-------- Task inputs

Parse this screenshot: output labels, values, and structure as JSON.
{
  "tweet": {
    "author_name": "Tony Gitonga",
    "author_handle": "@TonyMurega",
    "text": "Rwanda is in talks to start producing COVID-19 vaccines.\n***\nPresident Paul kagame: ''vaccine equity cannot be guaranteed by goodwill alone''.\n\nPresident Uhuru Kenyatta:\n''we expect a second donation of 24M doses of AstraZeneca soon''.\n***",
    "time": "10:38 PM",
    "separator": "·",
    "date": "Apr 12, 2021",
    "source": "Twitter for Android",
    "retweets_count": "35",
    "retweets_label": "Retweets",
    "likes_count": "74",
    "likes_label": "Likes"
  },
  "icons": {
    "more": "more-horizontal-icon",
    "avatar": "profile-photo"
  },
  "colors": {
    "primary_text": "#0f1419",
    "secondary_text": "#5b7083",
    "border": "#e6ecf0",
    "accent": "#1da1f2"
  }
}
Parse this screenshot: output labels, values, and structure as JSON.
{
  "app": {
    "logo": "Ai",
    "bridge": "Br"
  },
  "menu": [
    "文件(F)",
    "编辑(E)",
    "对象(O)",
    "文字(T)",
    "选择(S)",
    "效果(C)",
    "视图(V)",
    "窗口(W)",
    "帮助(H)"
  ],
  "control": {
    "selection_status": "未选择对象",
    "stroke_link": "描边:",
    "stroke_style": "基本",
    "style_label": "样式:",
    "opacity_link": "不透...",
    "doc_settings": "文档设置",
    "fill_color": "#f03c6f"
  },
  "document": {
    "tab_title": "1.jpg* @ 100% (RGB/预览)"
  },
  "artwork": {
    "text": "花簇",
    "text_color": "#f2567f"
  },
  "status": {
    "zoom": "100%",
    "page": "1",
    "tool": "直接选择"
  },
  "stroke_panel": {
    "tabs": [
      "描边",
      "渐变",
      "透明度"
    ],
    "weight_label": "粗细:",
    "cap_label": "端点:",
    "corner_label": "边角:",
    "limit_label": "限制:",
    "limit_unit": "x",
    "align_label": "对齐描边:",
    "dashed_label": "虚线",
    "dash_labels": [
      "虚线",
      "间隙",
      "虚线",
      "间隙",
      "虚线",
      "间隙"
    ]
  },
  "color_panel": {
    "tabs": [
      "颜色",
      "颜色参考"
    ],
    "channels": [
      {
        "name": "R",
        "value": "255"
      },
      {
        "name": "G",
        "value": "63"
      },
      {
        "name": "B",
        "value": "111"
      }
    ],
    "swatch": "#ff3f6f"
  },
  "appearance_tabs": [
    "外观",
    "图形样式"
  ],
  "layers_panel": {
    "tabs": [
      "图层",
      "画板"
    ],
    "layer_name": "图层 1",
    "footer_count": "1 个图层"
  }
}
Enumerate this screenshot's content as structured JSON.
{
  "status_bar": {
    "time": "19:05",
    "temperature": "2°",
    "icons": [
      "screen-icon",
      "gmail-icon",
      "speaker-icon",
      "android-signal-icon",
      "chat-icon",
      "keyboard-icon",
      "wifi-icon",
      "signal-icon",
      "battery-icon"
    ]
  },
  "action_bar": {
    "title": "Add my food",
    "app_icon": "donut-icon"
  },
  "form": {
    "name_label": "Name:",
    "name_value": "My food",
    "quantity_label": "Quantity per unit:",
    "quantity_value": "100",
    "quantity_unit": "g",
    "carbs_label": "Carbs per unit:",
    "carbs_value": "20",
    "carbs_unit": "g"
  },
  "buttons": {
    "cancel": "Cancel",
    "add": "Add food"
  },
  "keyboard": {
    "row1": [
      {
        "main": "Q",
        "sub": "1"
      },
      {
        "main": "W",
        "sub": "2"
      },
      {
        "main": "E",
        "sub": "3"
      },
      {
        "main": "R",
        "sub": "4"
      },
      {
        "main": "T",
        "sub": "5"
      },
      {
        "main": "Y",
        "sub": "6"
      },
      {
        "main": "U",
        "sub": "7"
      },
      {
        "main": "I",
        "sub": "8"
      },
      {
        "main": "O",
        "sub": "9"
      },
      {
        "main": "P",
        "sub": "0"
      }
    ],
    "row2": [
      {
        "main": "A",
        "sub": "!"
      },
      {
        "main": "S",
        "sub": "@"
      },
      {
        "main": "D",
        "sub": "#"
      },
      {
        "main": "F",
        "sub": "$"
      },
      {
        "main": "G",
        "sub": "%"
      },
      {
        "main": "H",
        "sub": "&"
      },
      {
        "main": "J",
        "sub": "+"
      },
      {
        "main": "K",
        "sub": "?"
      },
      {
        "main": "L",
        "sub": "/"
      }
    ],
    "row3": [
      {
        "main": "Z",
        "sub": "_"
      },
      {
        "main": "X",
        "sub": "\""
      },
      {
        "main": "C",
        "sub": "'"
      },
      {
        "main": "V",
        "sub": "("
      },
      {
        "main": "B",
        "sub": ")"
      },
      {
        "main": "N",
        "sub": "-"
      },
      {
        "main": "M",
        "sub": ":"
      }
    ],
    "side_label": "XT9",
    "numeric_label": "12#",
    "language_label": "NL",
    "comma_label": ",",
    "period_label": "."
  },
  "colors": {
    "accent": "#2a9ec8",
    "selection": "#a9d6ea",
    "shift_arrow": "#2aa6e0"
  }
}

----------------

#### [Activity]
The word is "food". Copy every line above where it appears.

#### [Task result]
    "title": "Add my food",
    "name_value": "My food",
    "add": "Add food"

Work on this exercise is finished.